19 December 2012

Joy to the World and Especially to You Fanny and Alexander

We are all miracles. The odds against our being born are far greater than the odds against being elected president once we are born. We defy explanation. Passion. Love. Art. The music of Verdi. The paintings of Raphael. The poetry of Neruda. A long slow kiss. Fresh cherries. The films of Chaplin. Love. The overwhelming desire to be with someone to hold them to look into their eyes to be as one with another.

We interrupt our rapture for pain and insanity and cruelty and hatred sprinkled with terrifying moments when the entire world seems to be giving way from beneath. The pitch blackness that infects the mind and soul and leads us to sob or cringe or kill. Death -- not our own for that is easy. The death of those close to us. Their permanent departure from our lives. That void. How horribly final.

No wonder we are conflicted. A constant battle between joy and sorrow rages on within and about us. And it is always surrounded and often obscured by the mundane. Indeed we often cloak ourselves in the trivial (think of television) to find respite from the harder truths. And so we become numb. Awakening to one of the twin forces in times of clarity. Sure we deflect the awful but so often we fail to welcome the beautiful as if it were so great an effort to invite the wonders.


And then there is the meaningful. The knowledge that abets our greatest hopes and worst fears (have you ever had the worst day of your life? Have you ever had your best? Do you reckon that more contenders for both will come along? Are you girded for the storm? Are you...). So often we confuse information for truth or understanding. Our brains collect trivia and we stamp ourselves smart then recoil at contradictions unable to break away from linear thinking.

As we aim to possess understanding it calls us weak and stupid and we shove it under a rug and tell more lies -- mostly to ourselves.

Celebrations. Why do I a non believer so love Christmas? I always have. As a child. As a teen. As a young adult. As a parent of children. Now as a parent of 20 somethings. It is -- you see -- colorful and different. Christmas comes with its own set of music and decor and lights and traditions and food and drinks and treats and of course gifts. Family feels so close. So secure. So loving.

Some will tell you that there is a war on Christmas. If so it has no chance. This entrenched holiday is everywhere for  a full month. The only blows it has suffered is the use of Happy Holidays in lieu of Merry Christmas and the elimination of a nativity scene or two. Christmas thrives because it is an economic force as well as cultural one. Xmas has barely suffered a few nicks and bruises.

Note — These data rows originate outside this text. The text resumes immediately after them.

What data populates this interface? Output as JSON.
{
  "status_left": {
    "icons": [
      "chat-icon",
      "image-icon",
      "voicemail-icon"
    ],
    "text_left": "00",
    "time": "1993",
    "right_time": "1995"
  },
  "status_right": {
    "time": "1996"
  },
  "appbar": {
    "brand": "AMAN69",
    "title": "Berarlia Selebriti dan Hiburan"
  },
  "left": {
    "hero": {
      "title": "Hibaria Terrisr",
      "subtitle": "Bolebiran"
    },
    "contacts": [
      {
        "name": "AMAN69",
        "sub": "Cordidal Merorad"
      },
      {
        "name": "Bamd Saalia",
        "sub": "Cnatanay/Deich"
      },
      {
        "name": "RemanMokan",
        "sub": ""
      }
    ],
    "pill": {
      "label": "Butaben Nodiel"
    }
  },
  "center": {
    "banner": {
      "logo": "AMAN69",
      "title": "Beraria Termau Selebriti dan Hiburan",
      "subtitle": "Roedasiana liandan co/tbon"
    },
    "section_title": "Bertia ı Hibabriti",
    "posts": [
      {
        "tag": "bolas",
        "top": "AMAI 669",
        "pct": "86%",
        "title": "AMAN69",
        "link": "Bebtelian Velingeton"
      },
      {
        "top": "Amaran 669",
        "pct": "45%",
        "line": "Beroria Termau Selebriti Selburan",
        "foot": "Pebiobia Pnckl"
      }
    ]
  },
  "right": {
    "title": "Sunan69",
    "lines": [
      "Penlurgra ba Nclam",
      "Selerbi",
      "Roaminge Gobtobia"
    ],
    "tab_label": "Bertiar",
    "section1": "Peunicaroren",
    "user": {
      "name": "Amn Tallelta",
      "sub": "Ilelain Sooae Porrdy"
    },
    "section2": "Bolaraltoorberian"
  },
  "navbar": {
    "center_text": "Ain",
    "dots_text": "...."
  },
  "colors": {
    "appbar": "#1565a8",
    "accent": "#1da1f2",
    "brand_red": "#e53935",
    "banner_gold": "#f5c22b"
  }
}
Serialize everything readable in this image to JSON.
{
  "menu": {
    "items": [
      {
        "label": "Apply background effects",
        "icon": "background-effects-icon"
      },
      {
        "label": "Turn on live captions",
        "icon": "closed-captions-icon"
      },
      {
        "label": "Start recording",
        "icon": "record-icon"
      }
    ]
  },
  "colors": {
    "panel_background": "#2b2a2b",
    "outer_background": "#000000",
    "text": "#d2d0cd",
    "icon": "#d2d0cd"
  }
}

Christmas also brings with its own set of films. (Please see the Christmas label on the right of this page for some of my past posts about Christmas movies.) A recent tradition for me this time of year is to watch the magnificent Ingmar Bergman opus Fanny & Alexander (1982). The full version as shown originally on Swedish TV. It is a rich sumptuous delight. The five plus hours (spread over two nights) spent with the Ekdahl family of whom the titular characters are two junior members flies by. How can it not with the rich cinematography of Sven Nykvist? Sets down to the tiniest prop that are brimming with beauty and color and evoke early 20th century Sweden.

Only the film's first hour takes place at Christmas and what a Christmas it is. Brimming with an amazing blend of tradition and spontaneity. Rich with food and gifts and fun. Downright sensual and ribald yet fit -- so very fit -- for a child. Here is life in full and the joys of family love and love of family. Here is the precursor of the troubles that are to come for out two young protagonists but the foreshadowing of their courage and their families devotion that will rescue them.

Amazing wonders and villains and strange heroes await the children. Steadfast are two uncles one a lout to his poor wife the other a loving if unfaithful husband who takes great huge gulps of life. Grandmother is so strong and wise and peaceful and kind. She even has a Jewish lover has had since before she was widowed. Wink. Wink. And mother. Widowed suddenly but a much older husband (whose ghosts regularly checks in with Alexander not the only apparition he will see). Mother beautiful loving but what a mistake she made in making the bishop her second husband. One of filmdom's great evil characters.

Fanny and Alexander is a wonder a miracle an amazing journey through all the darkness and light that life can throw our way with no wasted time on the plain the ordinary the mundane. Here in film is life in full. Huzzah!

No comments: